Task statement: Take each line of the data that contains the string "this" and copy it.

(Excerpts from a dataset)
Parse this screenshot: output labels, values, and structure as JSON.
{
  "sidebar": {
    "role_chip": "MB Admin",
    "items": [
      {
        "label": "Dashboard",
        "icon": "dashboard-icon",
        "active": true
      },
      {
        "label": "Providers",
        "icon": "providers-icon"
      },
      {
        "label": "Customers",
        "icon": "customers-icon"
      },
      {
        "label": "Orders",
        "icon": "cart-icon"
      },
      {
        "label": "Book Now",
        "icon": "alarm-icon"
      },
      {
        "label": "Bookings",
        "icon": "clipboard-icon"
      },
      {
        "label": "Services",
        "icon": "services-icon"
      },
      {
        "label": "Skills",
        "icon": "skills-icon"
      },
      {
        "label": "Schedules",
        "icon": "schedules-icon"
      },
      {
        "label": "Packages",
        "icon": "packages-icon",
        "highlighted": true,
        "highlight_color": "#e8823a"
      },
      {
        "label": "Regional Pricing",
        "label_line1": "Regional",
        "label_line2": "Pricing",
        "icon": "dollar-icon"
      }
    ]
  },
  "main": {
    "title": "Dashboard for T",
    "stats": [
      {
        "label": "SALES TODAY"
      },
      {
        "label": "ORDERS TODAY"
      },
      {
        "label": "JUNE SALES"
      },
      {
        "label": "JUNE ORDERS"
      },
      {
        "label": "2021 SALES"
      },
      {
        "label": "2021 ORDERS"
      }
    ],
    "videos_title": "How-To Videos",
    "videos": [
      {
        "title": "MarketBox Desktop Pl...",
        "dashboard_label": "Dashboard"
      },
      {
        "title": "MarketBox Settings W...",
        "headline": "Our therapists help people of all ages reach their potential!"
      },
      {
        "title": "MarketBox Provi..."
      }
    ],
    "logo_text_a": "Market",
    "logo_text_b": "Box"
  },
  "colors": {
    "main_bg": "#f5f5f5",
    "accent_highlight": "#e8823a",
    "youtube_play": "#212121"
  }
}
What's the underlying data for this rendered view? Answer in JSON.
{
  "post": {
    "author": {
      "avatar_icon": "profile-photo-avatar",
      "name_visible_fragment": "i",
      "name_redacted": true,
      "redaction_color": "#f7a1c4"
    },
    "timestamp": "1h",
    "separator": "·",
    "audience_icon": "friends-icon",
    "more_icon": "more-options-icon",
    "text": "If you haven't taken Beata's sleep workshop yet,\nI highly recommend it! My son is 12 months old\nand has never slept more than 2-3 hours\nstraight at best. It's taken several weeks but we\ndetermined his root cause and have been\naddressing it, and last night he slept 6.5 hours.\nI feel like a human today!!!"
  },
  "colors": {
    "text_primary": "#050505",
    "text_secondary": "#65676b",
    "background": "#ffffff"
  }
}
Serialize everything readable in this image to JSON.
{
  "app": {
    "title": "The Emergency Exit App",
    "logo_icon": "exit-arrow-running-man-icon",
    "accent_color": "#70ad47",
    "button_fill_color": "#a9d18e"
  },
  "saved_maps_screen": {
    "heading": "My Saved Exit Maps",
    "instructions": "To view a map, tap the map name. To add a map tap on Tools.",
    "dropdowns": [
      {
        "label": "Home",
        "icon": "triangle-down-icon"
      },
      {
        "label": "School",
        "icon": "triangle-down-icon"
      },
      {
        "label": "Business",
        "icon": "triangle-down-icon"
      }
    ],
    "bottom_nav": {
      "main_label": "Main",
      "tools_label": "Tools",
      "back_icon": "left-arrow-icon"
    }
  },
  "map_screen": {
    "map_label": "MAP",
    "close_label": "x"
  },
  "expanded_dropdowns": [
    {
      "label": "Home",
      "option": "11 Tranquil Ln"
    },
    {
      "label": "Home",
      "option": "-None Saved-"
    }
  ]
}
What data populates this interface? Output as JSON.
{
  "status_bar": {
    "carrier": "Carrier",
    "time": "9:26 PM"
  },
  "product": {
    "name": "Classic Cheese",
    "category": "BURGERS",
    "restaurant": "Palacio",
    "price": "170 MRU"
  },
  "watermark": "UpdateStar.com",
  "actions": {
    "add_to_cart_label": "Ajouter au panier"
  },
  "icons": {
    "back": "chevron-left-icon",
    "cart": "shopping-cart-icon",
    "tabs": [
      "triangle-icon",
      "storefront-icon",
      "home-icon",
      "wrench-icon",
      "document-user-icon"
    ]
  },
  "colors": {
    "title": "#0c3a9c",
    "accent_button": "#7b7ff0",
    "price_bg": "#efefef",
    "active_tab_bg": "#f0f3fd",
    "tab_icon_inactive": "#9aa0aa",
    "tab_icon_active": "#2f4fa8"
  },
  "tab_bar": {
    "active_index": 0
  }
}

Response:
Parse this screenshot: output labels, values, and structure as JSON.
What's the underlying data for this rendered view? Answer in JSON.
Serialize everything readable in this image to JSON.
What data populates this interface? Output as JSON.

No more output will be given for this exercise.